People, I don’t know many of you, but lots of you know me. People, I stand before you a saved man. I accepted Christ as my personal Savior. I am going to leave you people, but I am going to a better land. I am going to where we will all be treated alike. We will all be charged alike, and I want to tell you people I am going as an innocent man.
I have lived a sinful life, but I have not committed any murder, so help me God. (New Orleans Times-Picayune, April 15, 1922)
A crowd estimated at three to four thousand turned up for Hornsby’s funeral.
The next year, state Senator J.W. Thomas from the little Bell County town of Rogers sponsored the legislation that would centralize all Texas executions (formerly conducted, as was Hornsby’s, by local authorities) in Huntsville.
* Here are two interesting facts about George Hornsby: first, he went by “George Scott” in Brownwood before all the trouble, since he was trying to distance himself from a dishonorable army discharge; second, his search results are complicated by his case unfolding during the simultaneous emergence of baseball great Rogers Hornsby.
** Some of it is discussed in Hornsby’s (unfavorable) appellate ruling, here.
† Sign of the times: after Carter’s first recantation — before he recanted the recantation — Hornsby was moved from the Bell county jail as “a precautionary measure owing to reports that efforts to bring about a commutation of sentence were distasteful to friends of Weatherby.” (Wire report in the Portland (Ore.) Oregonian, Aprkl 2, 1922.)
The Ku Klux Klan enjoyed a major revival in Texas during the 1920s.
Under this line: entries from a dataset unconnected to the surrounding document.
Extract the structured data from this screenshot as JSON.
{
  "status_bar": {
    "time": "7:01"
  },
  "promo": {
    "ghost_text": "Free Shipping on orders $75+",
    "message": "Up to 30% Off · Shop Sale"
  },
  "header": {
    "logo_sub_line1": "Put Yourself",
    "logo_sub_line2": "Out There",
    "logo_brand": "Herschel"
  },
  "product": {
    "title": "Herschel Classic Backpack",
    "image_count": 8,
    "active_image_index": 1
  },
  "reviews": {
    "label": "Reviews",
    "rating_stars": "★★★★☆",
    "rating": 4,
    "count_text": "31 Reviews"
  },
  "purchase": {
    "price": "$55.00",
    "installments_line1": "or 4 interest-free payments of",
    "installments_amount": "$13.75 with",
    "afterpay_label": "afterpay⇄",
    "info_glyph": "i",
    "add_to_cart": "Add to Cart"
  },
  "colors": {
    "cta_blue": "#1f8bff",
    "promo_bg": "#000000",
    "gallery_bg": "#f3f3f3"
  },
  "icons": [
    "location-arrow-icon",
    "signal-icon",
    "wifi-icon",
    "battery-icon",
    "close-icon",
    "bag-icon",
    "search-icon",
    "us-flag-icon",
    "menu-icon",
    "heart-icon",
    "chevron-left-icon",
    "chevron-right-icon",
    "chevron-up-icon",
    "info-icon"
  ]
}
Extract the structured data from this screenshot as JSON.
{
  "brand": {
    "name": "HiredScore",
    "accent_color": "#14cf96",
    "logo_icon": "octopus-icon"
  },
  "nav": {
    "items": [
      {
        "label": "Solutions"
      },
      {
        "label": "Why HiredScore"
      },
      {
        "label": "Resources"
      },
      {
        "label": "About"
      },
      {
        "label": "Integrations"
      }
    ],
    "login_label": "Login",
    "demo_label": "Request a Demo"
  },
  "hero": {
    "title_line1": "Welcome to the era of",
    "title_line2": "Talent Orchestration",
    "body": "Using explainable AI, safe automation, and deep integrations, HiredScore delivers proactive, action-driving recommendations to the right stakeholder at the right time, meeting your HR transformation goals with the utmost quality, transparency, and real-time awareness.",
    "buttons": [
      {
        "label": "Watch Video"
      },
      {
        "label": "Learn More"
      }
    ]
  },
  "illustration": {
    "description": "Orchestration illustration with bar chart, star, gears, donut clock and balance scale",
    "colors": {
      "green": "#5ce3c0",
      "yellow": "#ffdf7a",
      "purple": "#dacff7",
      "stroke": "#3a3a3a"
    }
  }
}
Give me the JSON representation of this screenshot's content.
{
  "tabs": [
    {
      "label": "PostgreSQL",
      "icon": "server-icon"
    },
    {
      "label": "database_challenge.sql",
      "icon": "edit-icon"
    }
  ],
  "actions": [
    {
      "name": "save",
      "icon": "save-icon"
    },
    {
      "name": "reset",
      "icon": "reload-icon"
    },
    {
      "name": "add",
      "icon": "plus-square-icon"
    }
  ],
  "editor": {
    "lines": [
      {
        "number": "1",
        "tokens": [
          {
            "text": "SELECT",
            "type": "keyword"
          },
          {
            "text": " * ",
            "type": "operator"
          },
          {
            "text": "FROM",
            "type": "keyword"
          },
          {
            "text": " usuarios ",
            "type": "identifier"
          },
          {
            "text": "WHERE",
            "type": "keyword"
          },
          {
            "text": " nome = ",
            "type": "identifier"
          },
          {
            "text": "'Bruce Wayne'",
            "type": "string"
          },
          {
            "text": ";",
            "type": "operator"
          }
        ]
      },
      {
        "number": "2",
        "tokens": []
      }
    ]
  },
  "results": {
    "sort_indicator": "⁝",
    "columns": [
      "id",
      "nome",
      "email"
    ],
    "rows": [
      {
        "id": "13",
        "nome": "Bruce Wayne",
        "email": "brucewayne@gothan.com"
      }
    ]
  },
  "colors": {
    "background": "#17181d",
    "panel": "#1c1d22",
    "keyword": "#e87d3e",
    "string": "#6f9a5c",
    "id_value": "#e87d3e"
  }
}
‡ Actually, a high wooden palisade shielded Hornsby from public view of the flower-strewing masses. A Mrs. Bennett Smith of Temple, Texas, who helped lead the clemency campaign did offer to stand on the scaffold with Hornsby, but Hornsby seems to have declined the favor.